Output every record precisely.
____ Material for this exercise
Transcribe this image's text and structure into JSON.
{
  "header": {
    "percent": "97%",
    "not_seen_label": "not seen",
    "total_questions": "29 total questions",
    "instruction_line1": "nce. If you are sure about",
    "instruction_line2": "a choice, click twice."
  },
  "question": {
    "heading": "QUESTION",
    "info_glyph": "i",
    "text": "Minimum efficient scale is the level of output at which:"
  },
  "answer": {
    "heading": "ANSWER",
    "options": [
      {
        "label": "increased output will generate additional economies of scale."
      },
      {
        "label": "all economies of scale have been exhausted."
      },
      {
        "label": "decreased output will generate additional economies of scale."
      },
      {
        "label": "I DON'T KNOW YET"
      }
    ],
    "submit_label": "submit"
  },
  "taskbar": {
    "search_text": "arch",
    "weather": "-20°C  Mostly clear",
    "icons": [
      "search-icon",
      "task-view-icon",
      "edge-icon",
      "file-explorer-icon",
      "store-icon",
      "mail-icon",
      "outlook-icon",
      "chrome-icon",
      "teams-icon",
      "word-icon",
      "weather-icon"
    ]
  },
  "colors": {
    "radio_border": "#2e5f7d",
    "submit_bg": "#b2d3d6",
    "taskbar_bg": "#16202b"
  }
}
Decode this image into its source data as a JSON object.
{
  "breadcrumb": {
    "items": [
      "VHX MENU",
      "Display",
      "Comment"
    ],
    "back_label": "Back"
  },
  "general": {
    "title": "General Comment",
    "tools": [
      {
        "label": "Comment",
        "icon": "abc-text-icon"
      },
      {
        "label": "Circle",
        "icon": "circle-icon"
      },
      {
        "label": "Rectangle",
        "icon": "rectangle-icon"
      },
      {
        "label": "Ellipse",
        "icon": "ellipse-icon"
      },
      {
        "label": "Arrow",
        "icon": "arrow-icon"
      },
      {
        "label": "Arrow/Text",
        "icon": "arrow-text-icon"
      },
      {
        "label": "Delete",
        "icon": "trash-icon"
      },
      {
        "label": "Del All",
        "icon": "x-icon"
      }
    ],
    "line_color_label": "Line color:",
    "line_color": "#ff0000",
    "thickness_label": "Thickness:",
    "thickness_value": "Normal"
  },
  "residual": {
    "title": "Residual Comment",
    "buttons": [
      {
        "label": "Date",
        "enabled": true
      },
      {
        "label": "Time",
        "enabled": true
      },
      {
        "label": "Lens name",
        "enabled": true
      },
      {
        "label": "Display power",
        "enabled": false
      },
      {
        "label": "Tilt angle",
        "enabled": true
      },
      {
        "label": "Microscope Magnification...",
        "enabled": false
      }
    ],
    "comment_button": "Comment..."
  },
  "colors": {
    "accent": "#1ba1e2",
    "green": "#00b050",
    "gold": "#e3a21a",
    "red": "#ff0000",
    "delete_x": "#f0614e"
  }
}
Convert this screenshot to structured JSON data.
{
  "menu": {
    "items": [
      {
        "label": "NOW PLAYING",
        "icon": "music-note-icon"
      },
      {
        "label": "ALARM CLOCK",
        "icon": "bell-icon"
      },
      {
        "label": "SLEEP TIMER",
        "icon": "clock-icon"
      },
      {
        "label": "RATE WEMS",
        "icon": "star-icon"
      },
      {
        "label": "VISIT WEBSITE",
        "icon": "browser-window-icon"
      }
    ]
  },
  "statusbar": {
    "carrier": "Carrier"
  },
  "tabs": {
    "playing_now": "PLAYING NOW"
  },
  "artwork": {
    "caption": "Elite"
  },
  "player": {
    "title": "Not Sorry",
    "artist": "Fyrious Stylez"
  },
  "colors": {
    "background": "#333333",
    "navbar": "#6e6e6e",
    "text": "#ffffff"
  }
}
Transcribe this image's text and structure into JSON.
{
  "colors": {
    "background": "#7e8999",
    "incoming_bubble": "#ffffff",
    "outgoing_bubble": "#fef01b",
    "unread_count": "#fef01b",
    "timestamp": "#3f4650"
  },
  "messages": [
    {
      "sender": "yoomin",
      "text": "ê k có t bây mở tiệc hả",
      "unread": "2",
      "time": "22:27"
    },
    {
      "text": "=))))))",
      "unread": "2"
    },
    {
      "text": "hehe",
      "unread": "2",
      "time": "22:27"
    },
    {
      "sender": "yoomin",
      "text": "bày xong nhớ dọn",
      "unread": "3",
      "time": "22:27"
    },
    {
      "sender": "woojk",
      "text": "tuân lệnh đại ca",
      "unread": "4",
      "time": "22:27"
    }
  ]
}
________
▶ Response area
Transcribe this image's text and structure into JSON.
{
  "header": {
    "percent": "97%",
    "not_seen_label": "not seen",
    "total_questions": "29 total questions",
    "instruction_line1": "nce. If you are sure about",
    "instruction_line2": "a choice, click twice."
  },
  "question": {
    "heading": "QUESTION",
    "info_glyph": "i",
    "text": "Minimum efficient scale is the level of output at which:"
  },
  "answer": {
    "heading": "ANSWER",
    "options": [
      {
        "label": "increased output will generate additional economies of scale."
      },
      {
        "label": "all economies of scale have been exhausted."
      },
      {
        "label": "decreased output will generate additional economies of scale."
      },
      {
        "label": "I DON'T KNOW YET"
      }
    ],
    "submit_label": "submit"
  },
  "taskbar": {
    "search_text": "arch",
    "weather": "-20°C  Mostly clear",
    "icons": [
      "search-icon",
      "task-view-icon",
      "edge-icon",
      "file-explorer-icon",
      "store-icon",
      "mail-icon",
      "outlook-icon",
      "chrome-icon",
      "teams-icon",
      "word-icon",
      "weather-icon"
    ]
  },
  "colors": {
    "radio_border": "#2e5f7d",
    "submit_bg": "#b2d3d6",
    "taskbar_bg": "#16202b"
  }
}
Decode this image into its source data as a JSON object.
{
  "breadcrumb": {
    "items": [
      "VHX MENU",
      "Display",
      "Comment"
    ],
    "back_label": "Back"
  },
  "general": {
    "title": "General Comment",
    "tools": [
      {
        "label": "Comment",
        "icon": "abc-text-icon"
      },
      {
        "label": "Circle",
        "icon": "circle-icon"
      },
      {
        "label": "Rectangle",
        "icon": "rectangle-icon"
      },
      {
        "label": "Ellipse",
        "icon": "ellipse-icon"
      },
      {
        "label": "Arrow",
        "icon": "arrow-icon"
      },
      {
        "label": "Arrow/Text",
        "icon": "arrow-text-icon"
      },
      {
        "label": "Delete",
        "icon": "trash-icon"
      },
      {
        "label": "Del All",
        "icon": "x-icon"
      }
    ],
    "line_color_label": "Line color:",
    "line_color": "#ff0000",
    "thickness_label": "Thickness:",
    "thickness_value": "Normal"
  },
  "residual": {
    "title": "Residual Comment",
    "buttons": [
      {
        "label": "Date",
        "enabled": true
      },
      {
        "label": "Time",
        "enabled": true
      },
      {
        "label": "Lens name",
        "enabled": true
      },
      {
        "label": "Display power",
        "enabled": false
      },
      {
        "label": "Tilt angle",
        "enabled": true
      },
      {
        "label": "Microscope Magnification...",
        "enabled": false
      }
    ],
    "comment_button": "Comment..."
  },
  "colors": {
    "accent": "#1ba1e2",
    "green": "#00b050",
    "gold": "#e3a21a",
    "red": "#ff0000",
    "delete_x": "#f0614e"
  }
}
Convert this screenshot to structured JSON data.
{
  "menu": {
    "items": [
      {
        "label": "NOW PLAYING",
        "icon": "music-note-icon"
      },
      {
        "label": "ALARM CLOCK",
        "icon": "bell-icon"
      },
      {
        "label": "SLEEP TIMER",
        "icon": "clock-icon"
      },
      {
        "label": "RATE WEMS",
        "icon": "star-icon"
      },
      {
        "label": "VISIT WEBSITE",
        "icon": "browser-window-icon"
      }
    ]
  },
  "statusbar": {
    "carrier": "Carrier"
  },
  "tabs": {
    "playing_now": "PLAYING NOW"
  },
  "artwork": {
    "caption": "Elite"
  },
  "player": {
    "title": "Not Sorry",
    "artist": "Fyrious Stylez"
  },
  "colors": {
    "background": "#333333",
    "navbar": "#6e6e6e",
    "text": "#ffffff"
  }
}
Transcribe this image's text and structure into JSON.
{
  "colors": {
    "background": "#7e8999",
    "incoming_bubble": "#ffffff",
    "outgoing_bubble": "#fef01b",
    "unread_count": "#fef01b",
    "timestamp": "#3f4650"
  },
  "messages": [
    {
      "sender": "yoomin",
      "text": "ê k có t bây mở tiệc hả",
      "unread": "2",
      "time": "22:27"
    },
    {
      "text": "=))))))",
      "unread": "2"
    },
    {
      "text": "hehe",
      "unread": "2",
      "time": "22:27"
    },
    {
      "sender": "yoomin",
      "text": "bày xong nhớ dọn",
      "unread": "3",
      "time": "22:27"
    },
    {
      "sender": "woojk",
      "text": "tuân lệnh đại ca",
      "unread": "4",
      "time": "22:27"
    }
  ]
}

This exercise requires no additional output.